When arthritis strikes in youth, it can be particularly challenging, as it disrupts the active and dynamic lives of individuals just starting to build their futures.
Types Of Arthritis Affecting Young Adults
Several types of arthritis can affect young adults, but two are particularly common:
Rheumatoid Arthritis (RA): This autoimmune disease occurs when the body’s immune system assaults the synovium – the membrane lining surrounding the joints – by mistake. It typically begins in young adulthood and can affect several joints.
Juvenile Idiopathic Arthritis (JIA): JIA is a term used to describe several types of arthritis that occur in children and adolescents, usually before age 16. Some forms of JIA can persist into adulthood.
Symptoms Of Arthritis In Young Adults
Arthritis doesn’t discriminate based on age, and the symptoms can be as debilitating for young adults as for older individuals. Common symptoms include:
- Joint Pain
- Reduced Range of Motion
Diagnosing Arthritis In Young Adults
Diagnosing arthritis in young adults can be challenging because the symptoms often overlap with those of other conditions.
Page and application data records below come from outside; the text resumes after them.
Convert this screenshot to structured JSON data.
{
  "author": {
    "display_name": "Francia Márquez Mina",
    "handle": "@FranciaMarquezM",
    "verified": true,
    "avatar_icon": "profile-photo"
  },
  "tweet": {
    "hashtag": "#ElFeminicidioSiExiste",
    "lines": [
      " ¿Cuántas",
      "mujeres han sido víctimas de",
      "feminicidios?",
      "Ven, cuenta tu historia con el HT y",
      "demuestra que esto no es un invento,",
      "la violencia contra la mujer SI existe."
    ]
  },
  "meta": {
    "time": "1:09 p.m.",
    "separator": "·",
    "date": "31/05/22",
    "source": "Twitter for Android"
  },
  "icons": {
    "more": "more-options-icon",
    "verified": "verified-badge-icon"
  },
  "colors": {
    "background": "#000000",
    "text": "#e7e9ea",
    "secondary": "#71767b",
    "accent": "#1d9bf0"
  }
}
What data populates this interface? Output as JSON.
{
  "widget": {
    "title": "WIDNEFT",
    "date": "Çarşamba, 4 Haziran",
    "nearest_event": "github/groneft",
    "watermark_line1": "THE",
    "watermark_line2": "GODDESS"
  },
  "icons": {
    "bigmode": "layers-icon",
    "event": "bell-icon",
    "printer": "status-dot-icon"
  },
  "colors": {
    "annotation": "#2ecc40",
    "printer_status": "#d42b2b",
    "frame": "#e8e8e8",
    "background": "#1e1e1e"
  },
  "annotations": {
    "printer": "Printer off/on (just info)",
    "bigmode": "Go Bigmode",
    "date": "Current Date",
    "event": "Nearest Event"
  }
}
If you or a young adult you know is experiencing persistent joint pain or other concerning symptoms, it’s essential to consult a healthcare provider.
Affinity Health explains how the diagnosis process typically works:
Medical History: The healthcare provider will ask about the individual’s medical history, including a family history of arthritis and any recent illnesses or infections.
Physical Examination: A thorough physical examination will help assess joint inflammation, range of motion, and overall health.
Blood Tests: Blood tests, including rheumatoid factor and anti-cyclic citrullinated peptide (anti-CCP) antibodies, may help identify specific types of arthritis.
Imaging: X-rays, ultrasound, or magnetic resonance imaging (MRI) scans can provide detailed images of the joints and help diagnose underlying concerns.
Joint Fluid Analysis: If needed, a sample of joint fluid may be extracted and examined for signs of inflammation.
Management And Treatment
Various treatments and lifestyle changes can aid in managing the condition and enhance your quality of life.
Depending on the type and severity of arthritis, healthcare providers may prescribe nonsteroidal anti-inflammatory drugs (NSAIDs), disease-modifying antirheumatic drugs (DMARDs), or biologics to reduce inflammation and control symptoms.
A physical therapist can design exercises to improve joint mobility, strength, and function. In contrast, occupational therapists help individuals learn techniques and strategies to manage daily tasks more effectively despite weakened joints.
Pain management techniques, such as heat and cold therapy or over-the-counter pain relievers, can provide relief, while surgical interventions like joint replacement may be necessary.
Coping With Arthritis As A Young Adult
A diagnosis of arthritis can be overwhelming, but it’s crucial to remember that many young adults with arthritis live fulfilling lives. Here are some strategies for coping:
- Educate Yourself: Understanding your condition and treatment options empowers you to make informed decisions.
- Seek Support: Connect with support groups or therapy to share experiences and coping strategies.
- Advocate for Yourself: Be an active participant in your healthcare.
Communicate openly with your healthcare provider.
- Embrace Self-Care: Prioritise self-care activities that promote mental and emotional well-being.
- Set Realistic Goals: Break down your goals into achievable steps to avoid feeling overwhelmed.